There was a lot of great action in this movie. The battle scenes were pure chaos, but felt oddly appropriate. We know from history that the Japan side of WW2 was a complete mess compared to the European side. (I think people forget just how crazy the Japanese were in this war. I won’t get into it here, but give it a quick google.) The injuries were extremely graphic but it worked because the camera didn’t focus on it. A perfect example of this was when Doss dragged a guy into a foxhole for safety and you could see his legs were a tattered and torn up mess. The camera didn’t zoom in on the legs, the background noise didn’t fade out as the soldier realized his legs were gone, it wasn’t made into an important moment at all. It was just Doss helping this guy get some cover so he could give him morphine. That’s what made the action scenes work so well and seem realistic. Nothing was made into a big moment, there was no “if we do x, y, and z then we’ll win this battle”. There was a ton of stuff going on and even though the camera focused on certain soldiers at a time, there was an equal amount of action going on in the background. Really great strategy to symbolize that no soldier is more important than the others, despite rank or abilities.

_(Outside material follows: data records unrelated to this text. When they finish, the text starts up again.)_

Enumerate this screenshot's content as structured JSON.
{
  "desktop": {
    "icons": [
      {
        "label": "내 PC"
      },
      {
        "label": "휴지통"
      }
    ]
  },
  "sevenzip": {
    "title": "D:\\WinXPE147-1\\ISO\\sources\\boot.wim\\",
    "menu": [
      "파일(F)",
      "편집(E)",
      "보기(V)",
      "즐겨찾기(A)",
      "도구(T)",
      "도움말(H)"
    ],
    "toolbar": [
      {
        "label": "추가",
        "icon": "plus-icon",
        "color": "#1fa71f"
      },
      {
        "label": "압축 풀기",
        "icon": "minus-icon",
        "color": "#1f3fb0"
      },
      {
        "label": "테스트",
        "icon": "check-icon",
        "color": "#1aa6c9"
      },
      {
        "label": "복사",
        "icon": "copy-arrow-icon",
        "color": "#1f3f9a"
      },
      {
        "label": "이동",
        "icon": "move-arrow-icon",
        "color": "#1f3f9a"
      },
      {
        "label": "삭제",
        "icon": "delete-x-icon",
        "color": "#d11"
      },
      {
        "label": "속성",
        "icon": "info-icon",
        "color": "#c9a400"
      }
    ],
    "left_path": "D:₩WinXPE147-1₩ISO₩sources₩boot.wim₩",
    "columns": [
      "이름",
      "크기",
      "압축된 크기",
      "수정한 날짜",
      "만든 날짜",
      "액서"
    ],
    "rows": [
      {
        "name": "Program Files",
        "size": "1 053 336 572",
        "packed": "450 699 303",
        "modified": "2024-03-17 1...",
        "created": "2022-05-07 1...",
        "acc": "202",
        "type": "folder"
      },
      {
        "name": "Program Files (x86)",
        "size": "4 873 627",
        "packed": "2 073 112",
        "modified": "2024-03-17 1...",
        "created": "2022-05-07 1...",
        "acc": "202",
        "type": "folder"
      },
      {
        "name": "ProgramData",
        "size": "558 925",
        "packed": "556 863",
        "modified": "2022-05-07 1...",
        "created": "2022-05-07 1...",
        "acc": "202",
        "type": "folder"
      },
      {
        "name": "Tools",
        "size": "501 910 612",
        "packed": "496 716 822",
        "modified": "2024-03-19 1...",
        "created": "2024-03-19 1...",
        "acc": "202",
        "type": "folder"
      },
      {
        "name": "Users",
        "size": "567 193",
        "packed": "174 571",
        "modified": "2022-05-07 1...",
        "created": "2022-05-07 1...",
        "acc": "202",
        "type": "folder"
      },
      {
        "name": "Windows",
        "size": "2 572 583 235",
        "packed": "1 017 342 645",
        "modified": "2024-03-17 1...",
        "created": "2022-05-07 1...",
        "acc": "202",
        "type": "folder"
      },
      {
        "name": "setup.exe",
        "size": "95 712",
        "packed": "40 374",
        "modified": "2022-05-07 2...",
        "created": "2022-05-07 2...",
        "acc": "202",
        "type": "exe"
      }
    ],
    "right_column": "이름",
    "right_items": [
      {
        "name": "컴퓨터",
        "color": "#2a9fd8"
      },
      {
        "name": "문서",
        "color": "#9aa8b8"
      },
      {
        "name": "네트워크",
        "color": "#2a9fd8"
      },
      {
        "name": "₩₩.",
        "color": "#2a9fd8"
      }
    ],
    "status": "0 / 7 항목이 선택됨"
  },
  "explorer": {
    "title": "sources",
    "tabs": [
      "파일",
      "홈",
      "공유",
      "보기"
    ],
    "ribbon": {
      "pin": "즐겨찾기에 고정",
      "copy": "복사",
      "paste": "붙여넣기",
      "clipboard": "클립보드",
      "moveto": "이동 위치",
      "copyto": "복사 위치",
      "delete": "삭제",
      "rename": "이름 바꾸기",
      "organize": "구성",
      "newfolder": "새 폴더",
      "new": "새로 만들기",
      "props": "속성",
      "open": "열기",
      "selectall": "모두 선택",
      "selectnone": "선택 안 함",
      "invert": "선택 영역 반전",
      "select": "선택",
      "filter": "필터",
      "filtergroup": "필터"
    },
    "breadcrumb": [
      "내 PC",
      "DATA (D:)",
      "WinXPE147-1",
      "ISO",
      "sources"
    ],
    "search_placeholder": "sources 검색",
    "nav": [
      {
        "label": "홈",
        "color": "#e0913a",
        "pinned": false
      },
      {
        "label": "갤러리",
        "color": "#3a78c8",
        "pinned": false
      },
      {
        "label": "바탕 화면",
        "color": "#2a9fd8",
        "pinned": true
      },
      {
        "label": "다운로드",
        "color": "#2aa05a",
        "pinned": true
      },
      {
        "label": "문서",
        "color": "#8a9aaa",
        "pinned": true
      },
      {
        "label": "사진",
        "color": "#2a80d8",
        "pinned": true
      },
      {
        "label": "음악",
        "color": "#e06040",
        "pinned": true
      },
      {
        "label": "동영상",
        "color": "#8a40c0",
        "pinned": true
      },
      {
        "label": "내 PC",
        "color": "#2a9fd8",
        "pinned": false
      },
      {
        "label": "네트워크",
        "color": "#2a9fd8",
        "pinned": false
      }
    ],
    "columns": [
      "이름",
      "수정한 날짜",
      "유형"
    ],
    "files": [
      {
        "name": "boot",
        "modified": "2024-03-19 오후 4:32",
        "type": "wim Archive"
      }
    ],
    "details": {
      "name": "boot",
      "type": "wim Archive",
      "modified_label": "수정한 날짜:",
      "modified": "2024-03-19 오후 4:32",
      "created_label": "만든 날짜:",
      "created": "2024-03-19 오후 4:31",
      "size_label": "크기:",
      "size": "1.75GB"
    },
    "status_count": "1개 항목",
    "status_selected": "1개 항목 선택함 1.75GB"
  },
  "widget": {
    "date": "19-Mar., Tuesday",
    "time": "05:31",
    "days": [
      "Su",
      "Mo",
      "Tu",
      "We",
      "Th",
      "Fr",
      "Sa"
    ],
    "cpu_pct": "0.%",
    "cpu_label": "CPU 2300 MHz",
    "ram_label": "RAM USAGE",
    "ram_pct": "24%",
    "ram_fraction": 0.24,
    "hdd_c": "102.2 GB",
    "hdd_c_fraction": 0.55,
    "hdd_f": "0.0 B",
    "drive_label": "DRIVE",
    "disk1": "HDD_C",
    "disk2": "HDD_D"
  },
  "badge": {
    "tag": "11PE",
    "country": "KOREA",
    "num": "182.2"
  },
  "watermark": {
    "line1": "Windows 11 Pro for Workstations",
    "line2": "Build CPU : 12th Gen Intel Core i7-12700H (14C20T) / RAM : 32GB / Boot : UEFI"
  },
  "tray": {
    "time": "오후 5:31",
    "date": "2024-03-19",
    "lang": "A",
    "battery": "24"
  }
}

Ok so even though I just spent the last half of that paragraph saying nothing was made into a big moment I need to point out one major moment during the battle. It wasn’t singled out in any way to make it different from the rest of the battle, so don’t worry my point still stands. It was when Doss tackles and fights a Jap soldier who was about to kill Smitty, the guy who openly hated Doss and thought he was a coward, allowing Smitty to shoot and kill the soldier. That changed everything. Everyone already knew Doss was serious about not killing anyone and wanting to save injured men by being a medic. But there was still a question about him being someone who could take action when needed and help his brothers win the war. This moment answered that question. He didn’t kill the Jap, but he didnt stop anyone else from killing him. From that point on Smitty was Team Doss and apologized for being such a dick…. which made Smitty’s death so tough. Really got the feelings jumping when he ended up dead, even more so when Doss brought his dead body down the ridge on his last trip. The air got a little dusty at that moment.
I’m going to give this a 90% critic rating, taking away points for allowing my personal feelings for Andrew Garfield to get in the way, and also for slightly dragging it’s feet during the whole nurse dating thing.
It gets 4.7 popcorns because it was so damn good.